Believe it or not but there were great films coming from Japan in the classic era that were from directors not named Akira Kurosawa!
Written By: Kôgo Noda & Yasujiro Ozu
Directed By: Yasujiro Ozu
I have oft commented on minimalist film making, but it’s always important to recognize the distinction between minimalist film making and minimal emotion. Yasujiro Ozu is a minimalist in how he sets up his camera, the way he edits, and the way he structures his narrative. But, he is nowhere near a minimalist when it comes to the depth and emotion he gets from every actor and imbues into every scene. Ozu may put his camera in one spot and keep it there, nor will he cut away during conversations, but this allows us to focus on the themes of Tôkyô Monogatari, on the motions that the actors are layering into their characters, how a simple spoken yes from Chishu Ryu can mean yes, no, confusion, happiness or heartfelt sorrow. The direction is very static, but this is not a static movie, it builds on the emotions of its characters to an almost breaking point near the end. In the cusp of the film there is a fifteen minute span when Tôkyô Monogatari has reached the end of its narrative and the direction is still very quiet, natural and small, but for the viewer the emotion is pouring out of the movie like a massive wave from any CGI blockbuster.

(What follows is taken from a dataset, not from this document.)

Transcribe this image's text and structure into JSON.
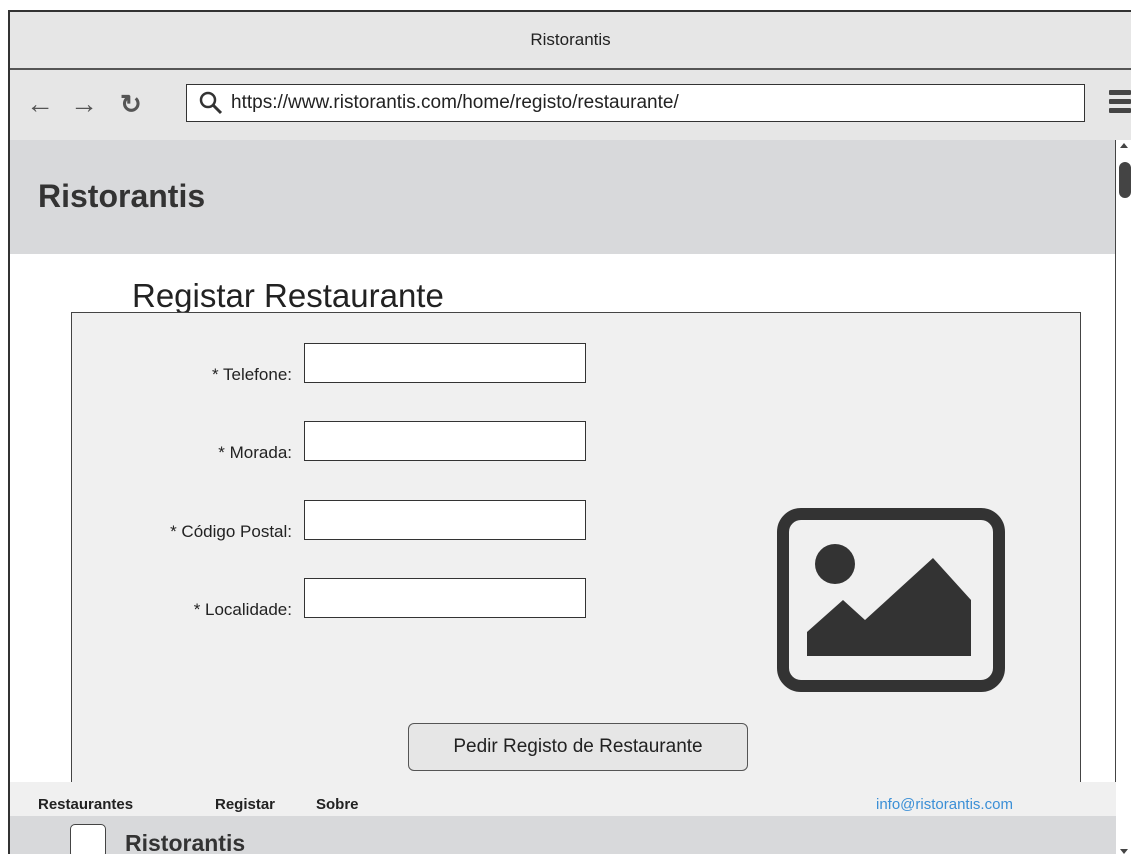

I find it hard to talk about this movie beyond the core concept I discussed above, because that really is the heart of the film. There is a basic emotion to Tôkyô Monogatari that anyone can relate to. I don’t think I would be wrong in theorizing that every person who reads my work has at some point in time been at a family gathering where instead of swapping stories and catching up a majority of the time is spent in front of the TV and avoiding one another. There does come a time in your life when the joys of family bonding fade and it becomes like a chore to see your family. This isn’t all the time mind you, there are still many times when I am happy to see my family and will annoy the heck out of them with my enthusiasm. But, there are also occasions where I zone my family out and would rather not deal with what they have to say or feel put upon by their mere presence. I don’t believe this makes myself, or anyone else who will admit to this behavior, a bad person. It only serves to highlight the imperfect beings that we are. Tôkyô Monogatari captures that imperfection and shows how despite our shortcomings and our mistakes we can still be close and life will still go on, because one of the great things about family is that they do accept you flaws and all.
I’m not going to go into great detail about the acting in Tôkyô Monogatari, but without such great performances the themes of old age, silent judgment, irritation, love, loss, loneliness and the generation gap would be lost. While I thought every performance in Tôkyô Monogatari was worthy of note, it should come as no surprise that the work of Chishu Ryu as Shukishi Hirayama, or the father, was the best of the bunch. As I noted above his simple uttering of the word yes had more depth and meaning behind it than entire performances in other films. He becomes the emotional anchor near the finale, he shares that task with the mother and Noriko for the rest of the film, but he is our guide through the theme and emotional gamut of Tôkyô Monogatari’s entire running time.
I have given harsh reviews to the films Crash and Babel, films that cover much the same ground as Tôkyô Monogatari, the lack of communication, the changing of society as time passes and more. Where those movies utterly fail, Tôkyô Monogatari succeeds en masse. It isn’t heavy handed, obvious or manipulative. It is a movie that conveys its themes and emotions via simple means, but does so with incredible depth and range. Tôkyô Monogatari may just be one of the best movies you’ve never seen and it’s as good of an introduction to the works of Yasujiro Ozu as you will ever find.